%%

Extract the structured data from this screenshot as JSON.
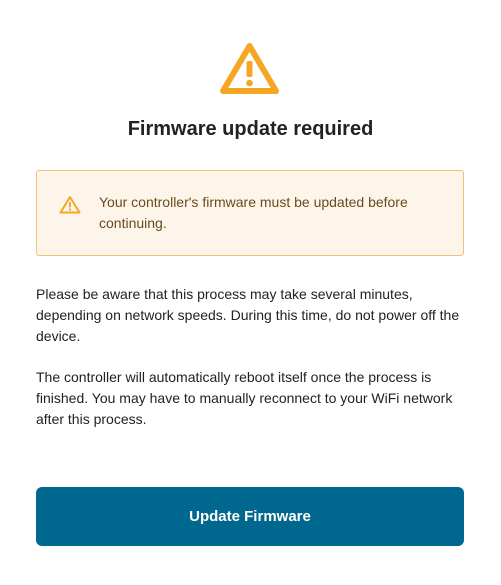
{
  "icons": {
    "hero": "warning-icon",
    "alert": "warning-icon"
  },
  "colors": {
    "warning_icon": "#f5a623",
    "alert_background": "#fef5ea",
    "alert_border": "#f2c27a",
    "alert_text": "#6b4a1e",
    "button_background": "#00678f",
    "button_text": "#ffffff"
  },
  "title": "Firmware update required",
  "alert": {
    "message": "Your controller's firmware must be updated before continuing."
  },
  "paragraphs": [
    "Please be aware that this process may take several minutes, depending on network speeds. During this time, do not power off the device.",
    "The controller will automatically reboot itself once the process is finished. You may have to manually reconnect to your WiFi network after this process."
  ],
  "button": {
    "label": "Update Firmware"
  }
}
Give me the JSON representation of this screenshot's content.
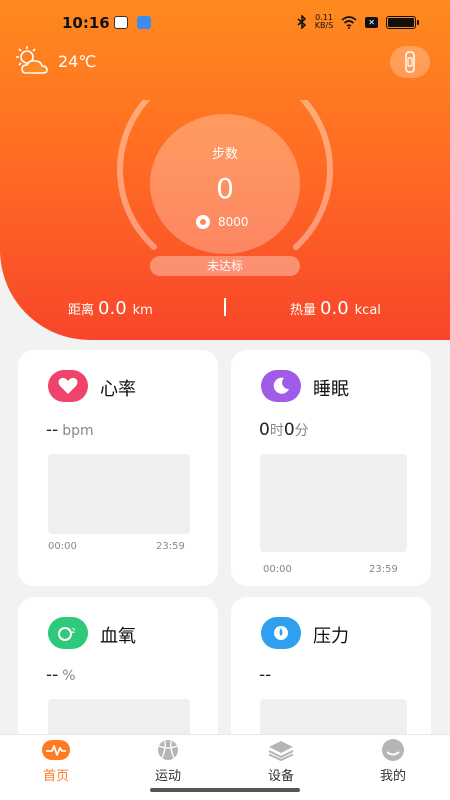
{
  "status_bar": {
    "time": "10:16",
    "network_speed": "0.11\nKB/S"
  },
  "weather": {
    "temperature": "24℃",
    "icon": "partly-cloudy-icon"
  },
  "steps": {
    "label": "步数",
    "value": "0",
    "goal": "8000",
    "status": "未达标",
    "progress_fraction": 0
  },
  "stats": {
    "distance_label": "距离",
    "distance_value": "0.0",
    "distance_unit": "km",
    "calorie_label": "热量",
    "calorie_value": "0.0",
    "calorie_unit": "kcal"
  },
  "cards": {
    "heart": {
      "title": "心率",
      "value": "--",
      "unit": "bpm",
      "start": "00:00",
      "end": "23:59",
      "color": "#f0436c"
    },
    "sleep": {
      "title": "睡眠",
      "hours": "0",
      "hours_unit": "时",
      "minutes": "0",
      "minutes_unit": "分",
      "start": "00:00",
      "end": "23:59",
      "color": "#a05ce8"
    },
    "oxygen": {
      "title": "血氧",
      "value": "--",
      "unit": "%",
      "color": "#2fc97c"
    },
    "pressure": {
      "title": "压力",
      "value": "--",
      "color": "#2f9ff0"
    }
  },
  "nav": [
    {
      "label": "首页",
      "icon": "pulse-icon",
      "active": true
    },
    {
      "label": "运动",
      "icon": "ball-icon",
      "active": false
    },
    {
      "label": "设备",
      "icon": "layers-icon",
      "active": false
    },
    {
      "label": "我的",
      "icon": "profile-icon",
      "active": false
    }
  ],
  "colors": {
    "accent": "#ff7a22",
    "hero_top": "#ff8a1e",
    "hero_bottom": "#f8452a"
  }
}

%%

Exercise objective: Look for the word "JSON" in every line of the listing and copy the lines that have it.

Result below:
Extract the structured data from this screenshot as JSON.
Give me the JSON representation of this screenshot's content.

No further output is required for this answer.